Olmec, Mesoamerican indigenous people who established the region's first major native civilization. They lived along the central coast of the Gulf of Mexico, just west of the Yucatán Peninsula in the swampy jungle river basins of the present-day Mexican states of Vera Cruz and Tabasco. Over time, they extended their influence through the highlands of Mexico, the Valley of Mexico, known as the Anáhuac, Oaxaca, and westwards to Guerrero. The Olmec flourished between about 1500 and 600 BC. San Lorenzo, their oldest known center, was destroyed around 900 BC. It was replaced by La Venta, a city built in an axial pattern that influenced urban development in Central America for centuries. A mounded earthen pyramid about 30 m (100 ft) high, among the earliest in Mesoamerica, was the center of a complex of temples and plazas.
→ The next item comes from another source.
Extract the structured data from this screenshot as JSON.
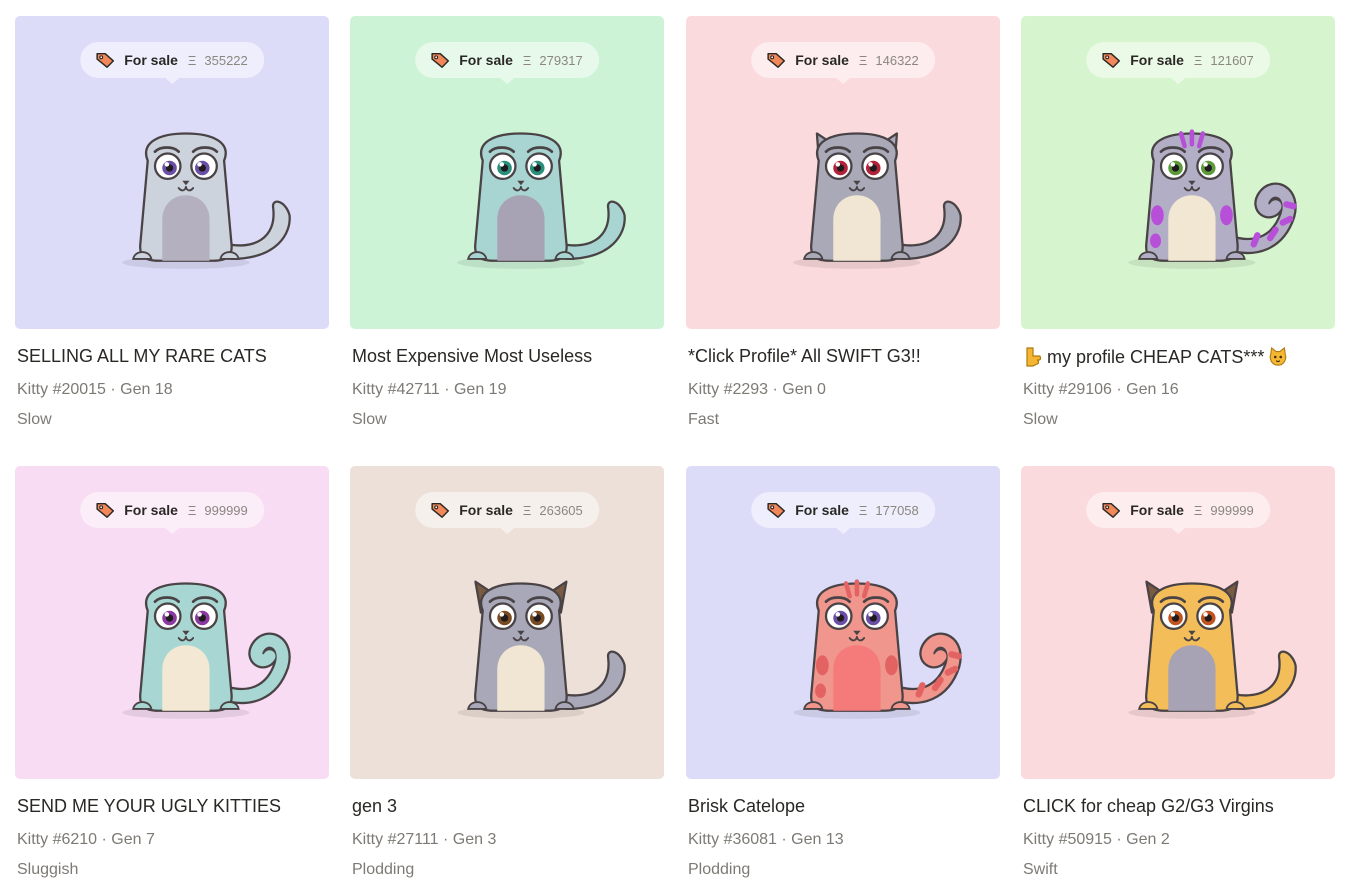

The Olmec were the first to use stone architecturally and sculpturally, even though it had to be quarried in the Tuxtla Mountains, some 97 km (60 mi) to the west of Tula. Their colossal stone heads of males, about 2.7 m (9 ft) high, can be seen today, along with other Olmec artifacts, in the city of Villahermosa, Mexico. Their writing, a numerical system, was the precursor of Mesoamerican writing. The Olmec civilization established patterns of culture that influenced its successors for centuries to come.
ethnos: Algonquian, Anasazi, Apache, Aztec, Blackfeet, Cherokee, Chikcha, Chickasaw, Crow, Hopi, Inca, Maya, Navajo, Olmec, Pueblo, Toltec, Sioux, Zuni
Jade Carving Outside China
The Indians, most notably the Islamic Mughals, practiced a degree of jade work. In pre-Columbian Mexico and Central America under the Olmec, Aztec, and Mayan rulers, splendid ceremonial objects- axes, knives, masks, and large animal figures- were produced.
- Jose Arguelles - _The Mayan Factor_
Subject: Re: Native American Origins
Date: 1983-09-19 16:32:50 PST
"To judge from their art, the Olmecs comprised two contrasting ethnic types: One was remarkably Negroid, with thick lips, flat broad nose, and a round face... The other Olmec type is strikingly different, sometimes representing an almost Semitic type, with narrow face, sharp profile, strongly hooked nose, thin lips, and a beard that can vary from a small goatee to a full beard... Since neither of the two contrasting Olmec types - the Negroid and the Semitic - bears the slightest resemblance to any ethnic group known to have existed in aboriginal America, whereas both represent physical types characteristic of the ancient civilizations of the Old World, their sudden appearance as culture-bringers in the New World, just in the area where the natural ocean conveyer arrives from Africa, has led to a flurry of speculation..."
Thor Heyerdahl in
`The Quest for America'